  • Spatiality and scale: how can one account for complexity and non-Euclidian spaces? Does one have to flatten 3D activity into 2D representations (Latour)? Do we naturalise scale when we use maps as cognitive tools? How are we to deal with slippages of scale? For example, migration data: the concept of migration was  historically reserved for what we would now call domestic politics; but over time has come to connote something international – we sometimes forget the history of our scales and what has come to exist. What are the roles of numbers and categories in mapping? Can we map without categories?
  • What is the relationship of mapping to knowledge production?
  • Where is the international located, and how is it produced? Knowledge production and the international are mutually implicated/produced.
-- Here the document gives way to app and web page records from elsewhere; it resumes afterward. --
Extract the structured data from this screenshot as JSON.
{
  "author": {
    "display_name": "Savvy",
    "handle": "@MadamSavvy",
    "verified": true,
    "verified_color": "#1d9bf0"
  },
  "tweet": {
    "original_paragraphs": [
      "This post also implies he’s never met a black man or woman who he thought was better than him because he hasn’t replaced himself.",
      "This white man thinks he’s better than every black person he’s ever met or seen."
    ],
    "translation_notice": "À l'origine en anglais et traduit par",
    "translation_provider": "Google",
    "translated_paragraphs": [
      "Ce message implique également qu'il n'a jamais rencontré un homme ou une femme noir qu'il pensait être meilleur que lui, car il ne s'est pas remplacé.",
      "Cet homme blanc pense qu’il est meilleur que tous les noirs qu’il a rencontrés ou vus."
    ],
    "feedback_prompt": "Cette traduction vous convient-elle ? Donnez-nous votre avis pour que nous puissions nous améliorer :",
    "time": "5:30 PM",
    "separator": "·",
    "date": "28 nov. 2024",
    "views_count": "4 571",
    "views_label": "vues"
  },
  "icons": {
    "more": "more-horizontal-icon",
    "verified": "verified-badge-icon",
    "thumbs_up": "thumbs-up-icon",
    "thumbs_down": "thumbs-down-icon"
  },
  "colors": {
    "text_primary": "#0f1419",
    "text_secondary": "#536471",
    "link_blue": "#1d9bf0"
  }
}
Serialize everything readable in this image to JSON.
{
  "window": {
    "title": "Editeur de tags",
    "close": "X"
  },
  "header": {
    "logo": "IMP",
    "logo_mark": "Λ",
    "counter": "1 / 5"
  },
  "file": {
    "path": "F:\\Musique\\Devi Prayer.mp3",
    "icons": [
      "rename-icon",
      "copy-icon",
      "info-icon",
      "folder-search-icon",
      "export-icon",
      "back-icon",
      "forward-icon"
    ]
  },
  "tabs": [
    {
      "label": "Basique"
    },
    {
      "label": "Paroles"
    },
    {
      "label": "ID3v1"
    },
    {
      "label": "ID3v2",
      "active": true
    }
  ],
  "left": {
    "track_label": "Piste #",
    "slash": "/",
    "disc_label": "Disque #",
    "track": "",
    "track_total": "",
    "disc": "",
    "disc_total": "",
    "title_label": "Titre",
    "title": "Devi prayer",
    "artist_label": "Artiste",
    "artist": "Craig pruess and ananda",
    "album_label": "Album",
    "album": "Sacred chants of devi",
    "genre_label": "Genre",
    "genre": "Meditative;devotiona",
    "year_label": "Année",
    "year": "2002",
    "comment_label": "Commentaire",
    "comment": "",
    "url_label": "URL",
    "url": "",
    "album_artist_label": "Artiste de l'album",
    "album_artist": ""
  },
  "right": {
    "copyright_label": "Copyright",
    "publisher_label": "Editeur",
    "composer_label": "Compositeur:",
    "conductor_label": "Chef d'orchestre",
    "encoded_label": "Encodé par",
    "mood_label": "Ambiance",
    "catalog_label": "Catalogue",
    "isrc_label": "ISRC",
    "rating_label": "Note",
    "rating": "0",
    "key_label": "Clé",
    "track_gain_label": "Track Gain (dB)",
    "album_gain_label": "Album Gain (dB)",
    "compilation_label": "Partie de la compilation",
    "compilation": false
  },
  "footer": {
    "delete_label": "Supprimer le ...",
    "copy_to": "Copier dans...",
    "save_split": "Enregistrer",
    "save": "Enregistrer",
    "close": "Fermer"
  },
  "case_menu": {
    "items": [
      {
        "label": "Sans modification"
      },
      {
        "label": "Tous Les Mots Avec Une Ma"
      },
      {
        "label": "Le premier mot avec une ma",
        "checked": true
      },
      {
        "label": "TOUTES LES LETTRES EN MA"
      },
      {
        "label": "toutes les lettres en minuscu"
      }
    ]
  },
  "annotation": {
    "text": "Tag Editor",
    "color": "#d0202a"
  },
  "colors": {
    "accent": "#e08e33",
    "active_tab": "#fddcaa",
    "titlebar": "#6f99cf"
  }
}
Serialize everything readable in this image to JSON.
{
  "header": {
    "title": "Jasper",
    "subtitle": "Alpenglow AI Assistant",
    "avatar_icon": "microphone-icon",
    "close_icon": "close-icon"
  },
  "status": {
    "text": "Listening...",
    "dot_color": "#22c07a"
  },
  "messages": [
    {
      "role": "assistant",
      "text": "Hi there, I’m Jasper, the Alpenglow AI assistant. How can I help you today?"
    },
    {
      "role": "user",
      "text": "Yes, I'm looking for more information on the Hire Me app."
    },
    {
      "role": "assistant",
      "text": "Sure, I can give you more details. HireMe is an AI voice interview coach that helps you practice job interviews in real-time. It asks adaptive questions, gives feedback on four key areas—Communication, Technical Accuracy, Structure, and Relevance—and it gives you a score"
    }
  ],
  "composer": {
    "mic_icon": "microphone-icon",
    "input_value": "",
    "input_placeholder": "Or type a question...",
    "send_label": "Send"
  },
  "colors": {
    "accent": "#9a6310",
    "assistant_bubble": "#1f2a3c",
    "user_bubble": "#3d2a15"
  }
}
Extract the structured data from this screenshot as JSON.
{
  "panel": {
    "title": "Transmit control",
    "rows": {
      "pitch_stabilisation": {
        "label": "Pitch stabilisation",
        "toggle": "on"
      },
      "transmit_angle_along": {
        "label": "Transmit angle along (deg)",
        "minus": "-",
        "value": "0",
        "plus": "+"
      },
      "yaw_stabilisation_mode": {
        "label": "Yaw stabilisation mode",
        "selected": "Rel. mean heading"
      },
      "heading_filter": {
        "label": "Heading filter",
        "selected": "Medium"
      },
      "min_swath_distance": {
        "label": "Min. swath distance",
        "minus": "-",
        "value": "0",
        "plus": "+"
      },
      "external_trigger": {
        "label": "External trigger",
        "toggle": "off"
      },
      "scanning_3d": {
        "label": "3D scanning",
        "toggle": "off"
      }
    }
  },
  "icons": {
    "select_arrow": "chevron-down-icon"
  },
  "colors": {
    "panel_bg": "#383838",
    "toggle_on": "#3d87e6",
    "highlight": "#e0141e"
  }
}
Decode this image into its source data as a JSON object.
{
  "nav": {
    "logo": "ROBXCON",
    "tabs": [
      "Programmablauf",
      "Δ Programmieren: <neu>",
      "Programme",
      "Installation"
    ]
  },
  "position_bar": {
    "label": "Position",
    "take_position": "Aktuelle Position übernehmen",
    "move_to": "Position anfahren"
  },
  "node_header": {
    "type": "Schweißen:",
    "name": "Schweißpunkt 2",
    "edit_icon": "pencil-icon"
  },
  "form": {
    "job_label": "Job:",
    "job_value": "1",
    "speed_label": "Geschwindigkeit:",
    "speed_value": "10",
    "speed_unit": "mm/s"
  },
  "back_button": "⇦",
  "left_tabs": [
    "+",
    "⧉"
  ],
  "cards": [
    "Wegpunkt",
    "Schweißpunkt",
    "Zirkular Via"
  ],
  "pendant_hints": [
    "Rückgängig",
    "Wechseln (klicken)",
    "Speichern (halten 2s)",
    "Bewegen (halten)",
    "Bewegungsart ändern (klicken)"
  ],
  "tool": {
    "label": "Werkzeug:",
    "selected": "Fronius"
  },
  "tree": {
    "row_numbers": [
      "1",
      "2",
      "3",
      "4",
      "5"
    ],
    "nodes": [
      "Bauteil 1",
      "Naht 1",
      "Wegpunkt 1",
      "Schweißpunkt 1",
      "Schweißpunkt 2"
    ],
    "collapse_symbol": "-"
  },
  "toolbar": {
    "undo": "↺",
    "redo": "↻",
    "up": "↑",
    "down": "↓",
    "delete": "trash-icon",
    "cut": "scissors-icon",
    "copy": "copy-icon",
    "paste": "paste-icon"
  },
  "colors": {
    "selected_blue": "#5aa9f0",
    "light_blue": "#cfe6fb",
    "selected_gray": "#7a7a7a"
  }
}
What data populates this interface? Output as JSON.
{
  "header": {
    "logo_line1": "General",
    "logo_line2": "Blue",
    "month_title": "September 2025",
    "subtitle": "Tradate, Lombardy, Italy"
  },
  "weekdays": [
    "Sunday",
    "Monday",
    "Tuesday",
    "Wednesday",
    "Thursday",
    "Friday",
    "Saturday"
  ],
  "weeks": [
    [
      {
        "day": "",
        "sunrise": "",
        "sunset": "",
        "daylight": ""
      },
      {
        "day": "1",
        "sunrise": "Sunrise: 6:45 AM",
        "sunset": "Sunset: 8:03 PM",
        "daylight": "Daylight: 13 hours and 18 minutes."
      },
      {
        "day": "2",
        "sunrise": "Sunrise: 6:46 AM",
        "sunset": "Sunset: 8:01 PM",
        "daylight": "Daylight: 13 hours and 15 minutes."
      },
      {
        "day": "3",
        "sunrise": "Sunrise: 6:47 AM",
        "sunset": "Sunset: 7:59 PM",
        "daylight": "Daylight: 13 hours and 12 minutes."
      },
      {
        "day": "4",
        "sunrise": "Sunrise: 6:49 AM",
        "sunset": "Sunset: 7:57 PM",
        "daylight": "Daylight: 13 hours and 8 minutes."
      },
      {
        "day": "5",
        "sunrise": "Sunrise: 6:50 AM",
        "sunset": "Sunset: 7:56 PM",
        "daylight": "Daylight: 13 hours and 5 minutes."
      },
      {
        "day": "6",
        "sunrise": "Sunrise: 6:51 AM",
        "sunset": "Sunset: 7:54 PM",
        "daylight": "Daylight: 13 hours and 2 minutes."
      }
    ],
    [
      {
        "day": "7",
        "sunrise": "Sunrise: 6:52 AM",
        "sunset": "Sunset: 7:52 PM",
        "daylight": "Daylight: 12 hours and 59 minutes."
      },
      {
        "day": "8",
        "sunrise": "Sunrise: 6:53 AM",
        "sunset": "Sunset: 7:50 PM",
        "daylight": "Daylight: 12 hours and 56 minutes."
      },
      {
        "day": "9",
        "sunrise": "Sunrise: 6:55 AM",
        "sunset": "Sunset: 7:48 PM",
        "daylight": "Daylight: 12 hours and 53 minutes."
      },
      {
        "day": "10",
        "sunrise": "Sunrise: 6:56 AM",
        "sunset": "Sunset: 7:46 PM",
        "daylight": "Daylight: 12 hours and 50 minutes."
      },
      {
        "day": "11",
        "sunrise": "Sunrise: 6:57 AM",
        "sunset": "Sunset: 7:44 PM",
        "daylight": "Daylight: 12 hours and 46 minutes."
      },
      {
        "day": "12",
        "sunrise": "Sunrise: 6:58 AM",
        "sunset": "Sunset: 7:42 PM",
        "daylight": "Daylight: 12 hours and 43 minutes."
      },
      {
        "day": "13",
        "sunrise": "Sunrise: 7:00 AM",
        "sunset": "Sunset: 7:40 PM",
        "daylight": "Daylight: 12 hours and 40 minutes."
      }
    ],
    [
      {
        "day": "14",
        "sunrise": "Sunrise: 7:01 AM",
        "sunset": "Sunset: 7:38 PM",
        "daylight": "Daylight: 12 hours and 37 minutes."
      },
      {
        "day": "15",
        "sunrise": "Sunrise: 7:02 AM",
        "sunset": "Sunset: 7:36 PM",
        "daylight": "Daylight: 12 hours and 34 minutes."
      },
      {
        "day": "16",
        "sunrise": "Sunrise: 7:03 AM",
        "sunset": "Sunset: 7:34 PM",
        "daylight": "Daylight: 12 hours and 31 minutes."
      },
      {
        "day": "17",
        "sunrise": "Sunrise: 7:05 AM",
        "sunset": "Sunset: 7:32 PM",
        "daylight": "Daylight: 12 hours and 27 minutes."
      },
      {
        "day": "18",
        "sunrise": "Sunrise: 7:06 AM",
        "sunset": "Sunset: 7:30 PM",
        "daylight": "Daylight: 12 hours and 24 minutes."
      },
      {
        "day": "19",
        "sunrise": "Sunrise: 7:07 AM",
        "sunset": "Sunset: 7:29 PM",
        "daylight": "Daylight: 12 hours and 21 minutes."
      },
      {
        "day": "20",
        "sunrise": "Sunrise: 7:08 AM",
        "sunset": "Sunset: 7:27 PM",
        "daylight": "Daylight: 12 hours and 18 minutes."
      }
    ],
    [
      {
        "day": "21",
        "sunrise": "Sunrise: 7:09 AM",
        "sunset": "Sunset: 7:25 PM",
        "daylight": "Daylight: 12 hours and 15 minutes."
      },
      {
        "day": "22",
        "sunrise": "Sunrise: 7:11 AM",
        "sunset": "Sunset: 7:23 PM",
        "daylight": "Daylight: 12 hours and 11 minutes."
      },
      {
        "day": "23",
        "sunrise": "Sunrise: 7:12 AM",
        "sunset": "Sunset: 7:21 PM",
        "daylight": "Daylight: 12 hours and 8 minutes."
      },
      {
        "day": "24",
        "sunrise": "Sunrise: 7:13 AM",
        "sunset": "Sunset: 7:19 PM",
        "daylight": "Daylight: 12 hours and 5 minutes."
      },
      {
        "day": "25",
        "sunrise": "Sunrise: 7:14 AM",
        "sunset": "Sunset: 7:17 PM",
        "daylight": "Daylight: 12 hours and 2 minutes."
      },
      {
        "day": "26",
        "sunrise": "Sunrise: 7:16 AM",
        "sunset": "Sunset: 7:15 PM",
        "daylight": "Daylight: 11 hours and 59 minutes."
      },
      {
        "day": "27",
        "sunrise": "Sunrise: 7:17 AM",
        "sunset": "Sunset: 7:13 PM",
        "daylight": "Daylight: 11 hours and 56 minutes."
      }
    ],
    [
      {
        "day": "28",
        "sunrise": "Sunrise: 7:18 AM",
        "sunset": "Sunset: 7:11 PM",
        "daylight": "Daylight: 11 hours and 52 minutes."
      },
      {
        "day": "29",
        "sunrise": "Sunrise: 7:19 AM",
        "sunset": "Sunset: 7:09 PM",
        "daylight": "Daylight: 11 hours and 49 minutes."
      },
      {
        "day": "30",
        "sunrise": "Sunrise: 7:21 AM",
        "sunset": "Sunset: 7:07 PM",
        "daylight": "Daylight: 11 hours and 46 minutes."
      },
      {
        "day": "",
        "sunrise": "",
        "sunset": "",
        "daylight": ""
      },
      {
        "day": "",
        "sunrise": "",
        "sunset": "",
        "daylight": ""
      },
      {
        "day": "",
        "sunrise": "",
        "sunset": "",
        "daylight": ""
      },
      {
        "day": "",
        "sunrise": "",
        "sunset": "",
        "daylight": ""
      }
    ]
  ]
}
How are debates about the international/transnational/global produced through various practices of mapping? How have they emerged and changed historically?

Sites of empirical investigation

  • Human Terrain System: mapping of populations, social network analysis (SNA) on the part of the military, the police and intelligence services.
  • Mapping of (in)security professionals in Europe and transatlantically.
  • Use of mapping in security studies (e.g. re: migration) and how critical security studies can deal with this usage?
  • The arms trade and its control: the flow of military equipment, the production of knowledge about the arms trade, and the production of the international through both of these.

Method coordinator

Christopher Alderson,